For nations, securing food and water for their populations is of paramount importance. As these essential resources become scarcer, countries might resort to “water wars” or conflicts driven by food scarcity. This new dimension of geopolitics, where basic survival needs drive international relations, is a realm that Yurovskiy believes requires urgent attention.
Increase in Extreme Weather Events
One of the most immediate and palpable effects of global warming is the escalation of extreme weather events. Yurovskiy notes that events such as hurricanes, droughts, and heatwaves are no longer anomalies; they are the new normal. From the wildfires that sweep through Australia and California to the hurricanes battering the Caribbean and the Southeastern US, the repercussions are both environmental and political.
The political implications of these events range from internal displacement, economic losses, to the strain on emergency services. Such events can lead to political unrest, as governments are judged on their response efficacy, readiness, and support for affected populations. In many cases, international aid and cooperation become necessary, tying nations together in their shared vulnerability and mutual assistance.
Rising Sea Levels and Coastal Cities
Our planet’s metropolises, many of which are coastal, are under an existential threat.
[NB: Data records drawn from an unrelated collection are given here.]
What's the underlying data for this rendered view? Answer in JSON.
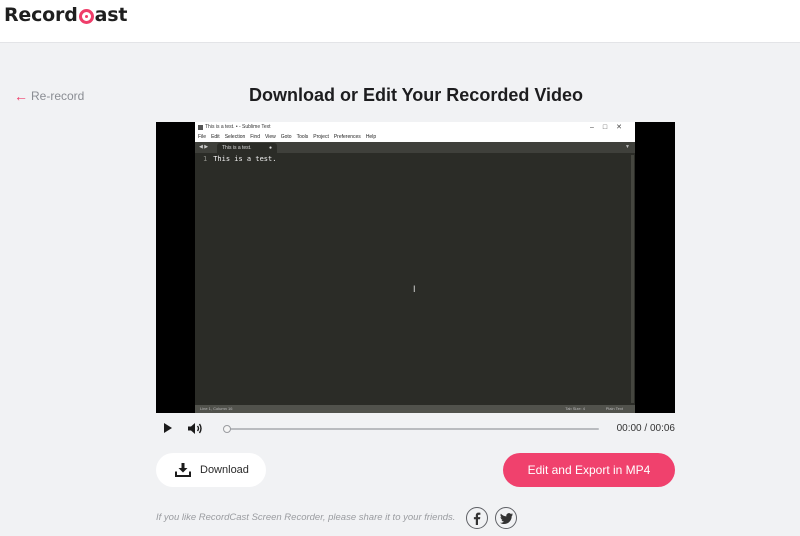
{
  "header": {
    "logo_text_before": "Record",
    "logo_text_after": "ast",
    "accent_color": "#ef3e6a"
  },
  "page": {
    "back_label": "Re-record",
    "title": "Download or Edit Your Recorded Video"
  },
  "video_frame": {
    "window_title": "This is a test. • - Sublime Text",
    "menu": [
      "File",
      "Edit",
      "Selection",
      "Find",
      "View",
      "Goto",
      "Tools",
      "Project",
      "Preferences",
      "Help"
    ],
    "tab_label": "This is a test.",
    "line_number": "1",
    "line_text": "This is a test.",
    "status_left": "Line 1, Column 16",
    "status_tab": "Tab Size: 4",
    "status_syntax": "Plain Text"
  },
  "player": {
    "current_time": "00:00",
    "duration": "00:06",
    "progress": 0
  },
  "actions": {
    "download_label": "Download",
    "export_label": "Edit and Export in MP4"
  },
  "footer": {
    "share_text": "If you like RecordCast Screen Recorder, please share it to your friends.",
    "social": [
      "facebook-icon",
      "twitter-icon"
    ]
  }
}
As polar ice caps melt, sea levels rise, endangering cities from New York to Shanghai. Yurovskiy highlights the dual challenge these cities face: addressing immediate threats (like flooding and land loss) and planning for long-term viability.
The potential displacement from these areas is staggering, not to mention the economic implications. Coastal cities are hubs of global finance, trade, and culture. Their destabilization could send ripples through the global economy. Moreover, the heritage and history embedded in these cities face obliteration, adding a cultural dimension to the crisis.
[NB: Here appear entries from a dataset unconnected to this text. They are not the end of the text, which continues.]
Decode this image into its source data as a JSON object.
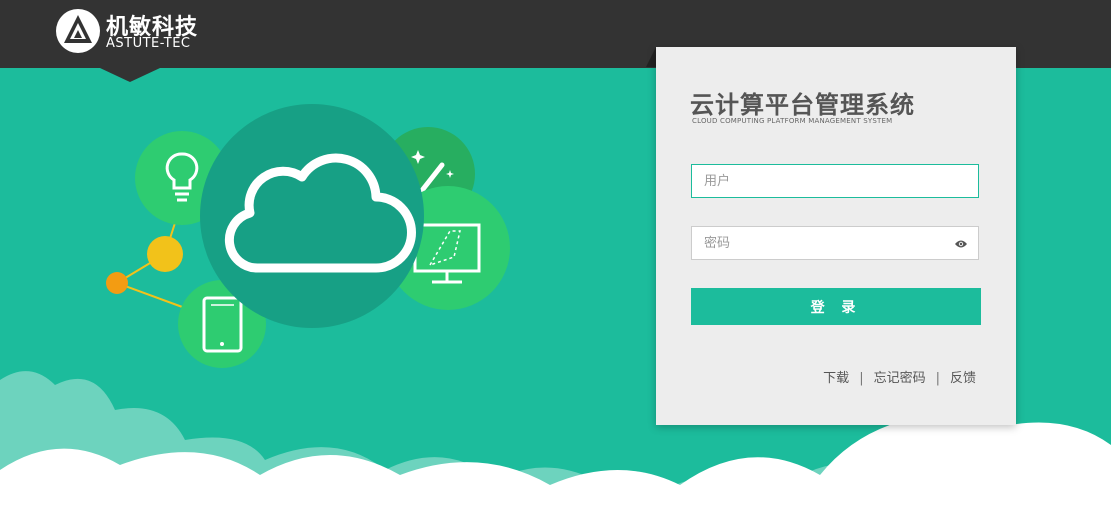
{
  "header": {
    "logo_cn": "机敏科技",
    "logo_en": "ASTUTE-TEC"
  },
  "login": {
    "title_cn": "云计算平台管理系统",
    "title_en": "CLOUD COMPUTING PLATFORM MANAGEMENT SYSTEM",
    "username_placeholder": "用户",
    "password_placeholder": "密码",
    "submit_label": "登 录"
  },
  "footer_links": {
    "download": "下载",
    "forgot_password": "忘记密码",
    "feedback": "反馈",
    "separator": "|"
  },
  "colors": {
    "background": "#1cbc9c",
    "topbar": "#333333",
    "accent": "#1cbc9c",
    "card": "#ededed"
  },
  "icons": [
    "logo-icon",
    "lightbulb-icon",
    "cloud-icon",
    "magic-wand-icon",
    "monitor-icon",
    "tablet-icon",
    "eye-icon"
  ]
}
Spread of Tropical Diseases
Climate change doesn’t just affect the atmosphere and oceans; it has direct implications for public health. As Yurovskiy points out, warmer global temperatures expand the habitat of many vectors like mosquitoes. Diseases such as malaria, dengue, and Zika, traditionally limited to tropical zones, are now seeing increased spread into previously unaffected areas.
For nations, this means a new set of health challenges, requiring surveillance, preparedness, and medical response. The economic burden of treating these diseases and the potential for pandemics can be vast. Moreover, the geopolitical aspect comes into play as nations might close borders or restrict travel due to disease outbreaks, impacting global unity and cooperation.
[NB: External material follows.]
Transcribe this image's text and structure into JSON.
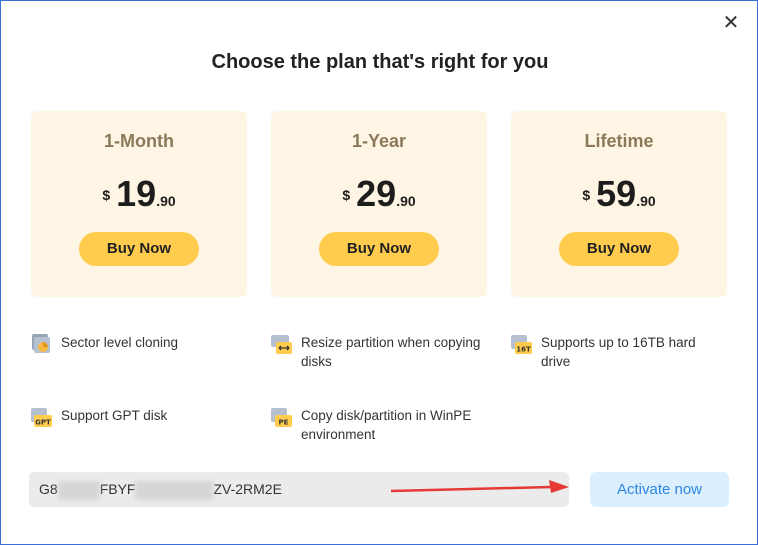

Climate Mitigation Costs and Cooperation
The cost of mitigating the effects of climate change is astronomical. From constructing sea barriers to transitioning to renewable energy, nations need to invest heavily. For developing countries, these costs can be prohibitive. Yurovskiy posits that this financial strain can lead to geopolitical tensions, as nations might feel forced to prioritize their immediate needs over global climate goals.
However, he also sees an opportunity for international cooperation. Shared technologies, financial assistance, and collaborative research can bind nations together in a joint effort. The Paris Agreement is a testament to this potential, but Yurovskiy argues that more robust, actionable alliances are required to truly combat the multifaceted challenges posed by global warming.
Kirill Yurovskiy’s deep dive into the nexus of global warming and geopolitics paints a complex, multifaceted picture of our future. It’s clear that the challenges of global warming are not just environmental but also deeply political. However, within these challenges lie opportunities for greater international cooperation and unity. As Yurovskiy often reiterates, the global nature of climate change demands a global response. It’s a test of humanity’s collective will, innovation, and ability to transcend borders for the greater good.